There are a few limited exemptions from the Basic Restriction referred to above, which include:
(a) where third party consent is required before any necessary works can be carried out and such consent is withheld;
(b) where an independent surveyor’s report states that the necessary works will reduce the market value of the property by more than 5%; and
(c) for non-domestic properties, leases that are either under six months (unless already renewed twice) or originally granted for over 99 years.
In addition, there is the “golden rule” that the costs of the works required to bring a property up to standard (including interest) must be the same or less than the expected energy savings. In the case of non-domestic property, the efficiency measures must be cost-effective over a maximum seven year pay-back period. Click here to view timeline in browser.
Penalties for non-compliance
If a landlord intends to rely on one of the prescribed exemptions to let a property, details will need to be provided for an online exemptions register, which will be maintained by the DECC. The register will be open to public inspection and local authorities will use it to monitor compliance.
Where a breach occurs, this will not affect the validity of the tenancy. However, there will be financial and publication penalties for both domestic and non-domestic properties. For example, renting out a sub-standard domestic property for three months or more will attract a fine of up to £4,000. Moreover, renting out a sub-standard non-domestic property for three months or more will attract a fine of the greater of £10,000 and 20% of the rateable value of the property, up to a maximum of £150,000. In each case, breaches will also be published on the register, with the attendant reputational damage.
Key observations and outlook
While the Regulations have been well received, clearly their effect will be far-reaching. Currently around 13.5% of all private rented properties have an EPC rating of “F” or “G”, rising to approximately 20% in the context of commercial property.
Prospective landlords, or tenants looking to assign or sublet, will need to assess the property’s energy efficiency and then the costs and viability of a retrofit or refurbishment. Any changes required should be implemented in good time to take advantage of void periods and ongoing maintenance and plant renewal.
There is also an expectation that the minimum “E” level of energy efficiency will be raised in the future as part of an ongoing drive to push up energy efficiency levels as the Regulations place a duty on the Secretary of State to carry out a review at regular intervals (no more than once every five years). Accordingly, consideration should be given to improving efficiency beyond the minimum standard, where appropriate. The penalty regime may similarly become stricter over time.
Property owners should be aware that similar energy efficiency measures are to be introduced in Scotland which, where relevant, will need to be considered in conjunction with the Regulations.
In light of the above, we predict the Regulations will impact on investment decisions and pricing. Energy efficiency is also likely to feature much more prominently in rent reviews and lending decisions.
The details of the Regulations and their specific exemptions are complicated.

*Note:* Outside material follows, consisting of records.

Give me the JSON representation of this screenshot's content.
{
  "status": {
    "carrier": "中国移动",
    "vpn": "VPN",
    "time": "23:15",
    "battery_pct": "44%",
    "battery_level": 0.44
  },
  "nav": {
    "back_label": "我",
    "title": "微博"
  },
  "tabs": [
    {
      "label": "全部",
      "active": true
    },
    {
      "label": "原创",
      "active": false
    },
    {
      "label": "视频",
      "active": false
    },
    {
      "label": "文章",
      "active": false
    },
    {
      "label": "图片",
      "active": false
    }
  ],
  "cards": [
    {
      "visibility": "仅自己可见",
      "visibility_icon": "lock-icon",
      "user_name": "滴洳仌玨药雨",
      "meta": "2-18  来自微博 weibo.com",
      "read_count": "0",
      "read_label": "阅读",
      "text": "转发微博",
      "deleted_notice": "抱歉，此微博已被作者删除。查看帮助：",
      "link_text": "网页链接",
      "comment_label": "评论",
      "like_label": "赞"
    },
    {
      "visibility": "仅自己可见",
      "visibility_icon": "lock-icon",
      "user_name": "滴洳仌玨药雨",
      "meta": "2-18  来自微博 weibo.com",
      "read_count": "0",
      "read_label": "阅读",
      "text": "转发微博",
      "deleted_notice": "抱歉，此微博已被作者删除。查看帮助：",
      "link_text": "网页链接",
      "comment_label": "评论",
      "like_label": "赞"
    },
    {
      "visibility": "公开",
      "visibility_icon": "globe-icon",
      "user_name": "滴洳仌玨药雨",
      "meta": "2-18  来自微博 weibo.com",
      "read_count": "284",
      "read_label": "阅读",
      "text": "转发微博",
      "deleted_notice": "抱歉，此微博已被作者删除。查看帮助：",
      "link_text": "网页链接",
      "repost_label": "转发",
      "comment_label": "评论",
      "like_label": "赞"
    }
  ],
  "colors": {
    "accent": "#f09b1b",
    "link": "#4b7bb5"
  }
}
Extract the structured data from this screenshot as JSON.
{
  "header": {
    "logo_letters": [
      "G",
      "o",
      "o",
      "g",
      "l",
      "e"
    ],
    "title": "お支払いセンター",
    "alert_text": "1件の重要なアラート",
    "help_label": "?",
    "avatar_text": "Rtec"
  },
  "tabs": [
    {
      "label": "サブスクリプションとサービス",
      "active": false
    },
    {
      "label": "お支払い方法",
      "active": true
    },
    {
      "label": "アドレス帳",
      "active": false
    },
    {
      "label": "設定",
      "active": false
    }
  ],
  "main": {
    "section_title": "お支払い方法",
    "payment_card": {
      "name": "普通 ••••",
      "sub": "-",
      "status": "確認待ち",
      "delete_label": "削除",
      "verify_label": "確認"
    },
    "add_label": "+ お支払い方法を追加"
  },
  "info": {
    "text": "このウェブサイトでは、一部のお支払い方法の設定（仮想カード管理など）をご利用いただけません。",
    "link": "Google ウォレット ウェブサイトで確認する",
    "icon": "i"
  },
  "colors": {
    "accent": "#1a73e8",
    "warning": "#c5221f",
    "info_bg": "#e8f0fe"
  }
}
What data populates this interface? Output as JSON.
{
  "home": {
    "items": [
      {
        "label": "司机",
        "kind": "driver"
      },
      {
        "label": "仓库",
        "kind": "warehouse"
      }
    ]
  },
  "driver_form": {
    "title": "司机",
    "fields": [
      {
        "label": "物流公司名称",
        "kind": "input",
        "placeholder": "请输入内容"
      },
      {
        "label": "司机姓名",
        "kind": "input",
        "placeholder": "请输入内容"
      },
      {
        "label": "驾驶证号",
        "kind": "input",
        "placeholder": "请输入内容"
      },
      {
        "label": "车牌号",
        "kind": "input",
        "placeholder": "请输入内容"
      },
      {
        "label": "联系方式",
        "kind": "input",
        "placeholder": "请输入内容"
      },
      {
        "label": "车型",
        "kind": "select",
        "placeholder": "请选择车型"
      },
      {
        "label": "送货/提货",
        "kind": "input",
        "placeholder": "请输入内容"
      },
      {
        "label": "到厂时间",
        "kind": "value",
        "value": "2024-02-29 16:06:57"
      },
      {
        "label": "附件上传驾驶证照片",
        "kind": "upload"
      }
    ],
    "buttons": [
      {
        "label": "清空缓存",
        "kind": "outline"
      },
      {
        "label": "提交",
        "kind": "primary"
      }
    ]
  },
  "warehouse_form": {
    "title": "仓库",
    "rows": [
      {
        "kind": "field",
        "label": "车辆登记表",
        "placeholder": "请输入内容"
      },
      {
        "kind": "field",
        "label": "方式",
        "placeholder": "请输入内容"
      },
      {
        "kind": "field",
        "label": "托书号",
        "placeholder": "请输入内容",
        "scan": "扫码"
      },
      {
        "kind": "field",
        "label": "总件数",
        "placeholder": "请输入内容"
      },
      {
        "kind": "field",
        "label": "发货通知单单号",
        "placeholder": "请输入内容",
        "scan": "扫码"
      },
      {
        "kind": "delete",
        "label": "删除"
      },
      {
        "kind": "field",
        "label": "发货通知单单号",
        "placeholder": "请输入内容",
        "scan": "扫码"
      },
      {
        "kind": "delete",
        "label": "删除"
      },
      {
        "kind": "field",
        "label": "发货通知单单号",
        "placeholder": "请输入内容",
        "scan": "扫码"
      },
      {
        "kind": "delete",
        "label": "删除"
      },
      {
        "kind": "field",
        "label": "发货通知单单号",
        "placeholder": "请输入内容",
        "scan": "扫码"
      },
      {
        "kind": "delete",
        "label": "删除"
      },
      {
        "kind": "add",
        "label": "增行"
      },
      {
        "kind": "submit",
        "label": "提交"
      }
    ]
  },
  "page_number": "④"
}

If you have any concerns or would like further guidance or assistance, please feel free to contact us. We would be happy to advise, if appropriate as part of a broader portfolio appraisal.
This update was authored by Elizabeth Alibhai, counsel at Dechert LLP.